Charity knitted dishcloths, anyone?

Friday, June 19, 2009

The Fly

PETA is kind of upset about The Fly.


Thursday, June 18, 2009

However you look at it, someone has to pay.

Our governor (watch out, America) refused to negotiate on the budget this year, again. If anything includes tax increases, he won't listen to it at all, but he blames the democrats for everything. Since they know he will just veto it, they should not even bother. Thing is, it's Mr. Pawlenty who is being recalcitrant; playing politics instead of being sensible.

He likes to talk about how government needs to live within its means, just like a family. Well, I am thinking that no sane family would sit down to talk about solutions and, out of hand, reject something like, oh, I don't know, raising revenue. Like us. I was cut to 75% at work. Should I have refused the freelance editing project I was offered over the summer?

Someone will always have to pay. Mr. Pawlenty made his own cuts, and many of them will require that my family pay in the end. And most likely, we will be paying more than we would have under the democrats' plan, which raised taxes.

The governor cut 730 million in spending and made up the rest of the 2.65 billion deficit using massive accounting shifts.

I don't know about your family, but massive accounting shifts are not going to help us in any real way here in the McCauley household. I thought that we had pretty much decided that these accounting shifts are gimmicks and are not good for long-term financial health. I could be wrong.

Minnesotans lose 100 million more from state colleges and universities, disabled Minnesotans will receive fewer hours of in-home care, renters' credits drop by 30%, and chemical dependency, emergency housing, and child support grants will be cut, among other things.

The accounting shift is $1.77 billion in education, and is money that will have to be paid back at some future date. Some future date when Mr. Pawlenty is no longer governor.

Here's the thing: if you cut health and human services, does that mean the fewer people need them? If you cut aid to local governments, does that mean that they won't need it? If you cut aid to universities and colleges, does that mean that nothing changes for the students and employees?

Um, no.
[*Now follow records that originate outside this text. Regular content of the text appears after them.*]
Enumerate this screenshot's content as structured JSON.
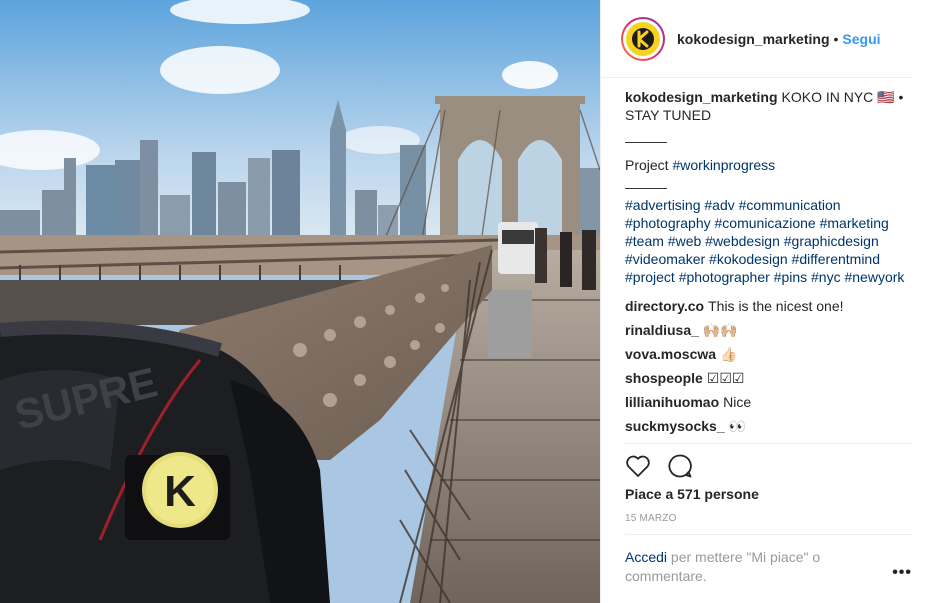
{
  "post": {
    "image_alt": "Backpack with koko badge on the Brooklyn Bridge, Manhattan skyline in background"
  },
  "header": {
    "username": "kokodesign_marketing",
    "separator": "•",
    "follow_label": "Segui"
  },
  "caption": {
    "username": "kokodesign_marketing",
    "text": "KOKO IN NYC 🇺🇸 • STAY TUNED",
    "separator1": "———",
    "project_prefix": "Project ",
    "project_tag": "#workinprogress",
    "separator2": "———",
    "hashtags": "#advertising #adv #communication #photography #comunicazione #marketing #team #web #webdesign #graphicdesign #videomaker #kokodesign #differentmind #project #photographer #pins #nyc #newyork"
  },
  "comments": [
    {
      "user": "directory.co",
      "text": "This is the nicest one!"
    },
    {
      "user": "rinaldiusa_",
      "text": "🙌🏼🙌🏼"
    },
    {
      "user": "vova.moscwa",
      "text": "👍🏻"
    },
    {
      "user": "shospeople",
      "text": "☑☑☑"
    },
    {
      "user": "lillianihuomao",
      "text": "Nice"
    },
    {
      "user": "suckmysocks_",
      "text": "👀"
    }
  ],
  "actions": {
    "like_icon": "heart-icon",
    "comment_icon": "comment-icon"
  },
  "likes": "Piace a 571 persone",
  "date": "15 MARZO",
  "login": {
    "link": "Accedi",
    "text": " per mettere \"Mi piace\" o commentare."
  },
  "more_label": "•••"
}
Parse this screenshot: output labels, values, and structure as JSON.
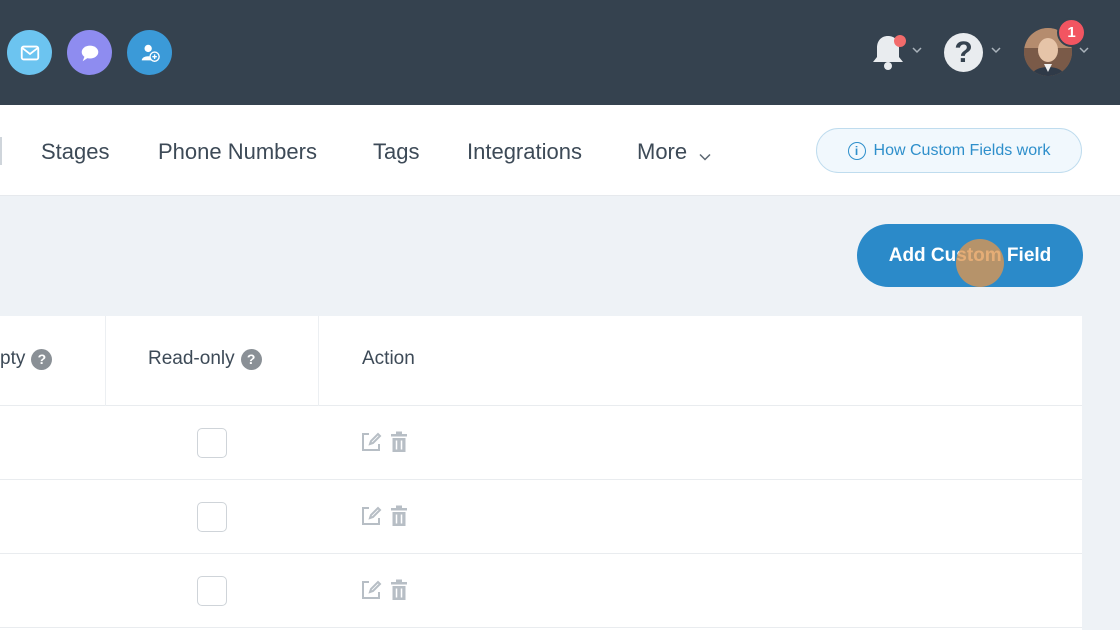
{
  "topbar": {
    "icons": [
      "mail-icon",
      "chat-icon",
      "add-user-icon"
    ],
    "notification_icon": "bell-icon",
    "help_icon": "help-icon",
    "help_glyph": "?",
    "profile_badge": "1"
  },
  "nav": {
    "items": [
      "Stages",
      "Phone Numbers",
      "Tags",
      "Integrations",
      "More"
    ],
    "help_link": "How Custom Fields work"
  },
  "actions": {
    "add_button": "Add Custom Field"
  },
  "table": {
    "columns": [
      "pty",
      "Read-only",
      "Action"
    ],
    "help_glyph": "?",
    "rows": [
      {
        "read_only": false
      },
      {
        "read_only": false
      },
      {
        "read_only": false
      }
    ]
  },
  "colors": {
    "topbar": "#35424f",
    "accent": "#2b8ac9",
    "badge": "#f25561"
  }
}
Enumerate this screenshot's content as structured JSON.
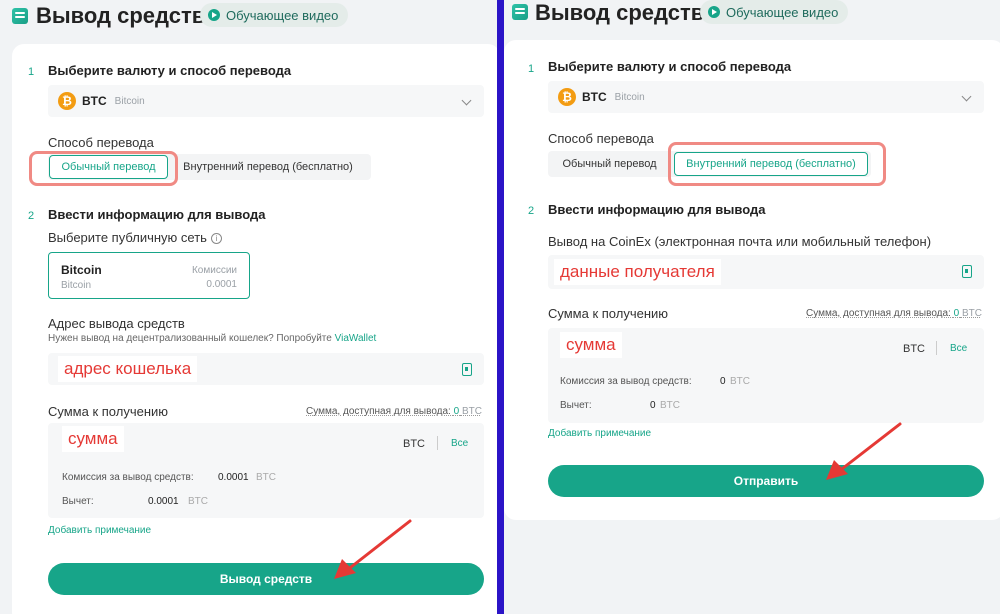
{
  "colors": {
    "accent": "#17a589",
    "highlight": "#f08a84",
    "annotation_red": "#e53935",
    "divider": "#2b14c7",
    "btc": "#f39c12"
  },
  "header": {
    "title": "Вывод средств",
    "video_label": "Обучающее видео"
  },
  "left": {
    "step1": {
      "num": "1",
      "label": "Выберите валюту и способ перевода"
    },
    "currency": {
      "code": "BTC",
      "name": "Bitcoin",
      "icon": "btc-icon"
    },
    "method_label": "Способ перевода",
    "methods": [
      "Обычный перевод",
      "Внутренний перевод (бесплатно)"
    ],
    "selected_method": 0,
    "step2": {
      "num": "2",
      "label": "Ввести информацию для вывода"
    },
    "network_label": "Выберите публичную сеть",
    "network": {
      "name": "Bitcoin",
      "sub": "Bitcoin",
      "fee_label": "Комиссии",
      "fee_value": "0.0001"
    },
    "address_label": "Адрес вывода средств",
    "address_hint": "Нужен вывод на децентрализованный кошелек? Попробуйте",
    "address_hint_link": "ViaWallet",
    "address_annotation": "адрес кошелька",
    "amount_label": "Сумма к получению",
    "available_label": "Сумма, доступная для вывода:",
    "available_value": "0",
    "available_unit": "BTC",
    "amount_annotation": "сумма",
    "amount_currency": "BTC",
    "amount_all": "Все",
    "fee_label": "Комиссия за вывод средств:",
    "fee_value": "0.0001",
    "fee_unit": "BTC",
    "deduct_label": "Вычет:",
    "deduct_value": "0.0001",
    "deduct_unit": "BTC",
    "add_note": "Добавить примечание",
    "submit": "Вывод средств"
  },
  "right": {
    "step1": {
      "num": "1",
      "label": "Выберите валюту и способ перевода"
    },
    "currency": {
      "code": "BTC",
      "name": "Bitcoin",
      "icon": "btc-icon"
    },
    "method_label": "Способ перевода",
    "methods": [
      "Обычный перевод",
      "Внутренний перевод (бесплатно)"
    ],
    "selected_method": 1,
    "step2": {
      "num": "2",
      "label": "Ввести информацию для вывода"
    },
    "recipient_label": "Вывод на CoinEx (электронная почта или мобильный телефон)",
    "recipient_annotation": "данные получателя",
    "amount_label": "Сумма к получению",
    "available_label": "Сумма, доступная для вывода:",
    "available_value": "0",
    "available_unit": "BTC",
    "amount_annotation": "сумма",
    "amount_currency": "BTC",
    "amount_all": "Все",
    "fee_label": "Комиссия за вывод средств:",
    "fee_value": "0",
    "fee_unit": "BTC",
    "deduct_label": "Вычет:",
    "deduct_value": "0",
    "deduct_unit": "BTC",
    "add_note": "Добавить примечание",
    "submit": "Отправить"
  }
}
It's pushing expenses down and abdicating responsibility, which is what Mr. Pawlenty has been doing for his two terms as governor due to his no-new-taxes pledges. It's all about being able to say that he did not raise taxes but still balanced the budget. It's all about being technically right, which is all you need be when all you need is a soundbyte on the national political stage. Meanwhile, my property taxes go up 12-16% a year or more, even while the value of my house goes down. My school districts have to have referenda to raise money. Tuition goes up for students, and both our jobs are at risk.

And my family is in relatively good shape. What about the people who need health and human services aid? What about renters who rely on that credit? What happens to those who need the help? They will get it somehow, or someway. At some point, the system will have to pay. The need does not go away, it just gets shifted.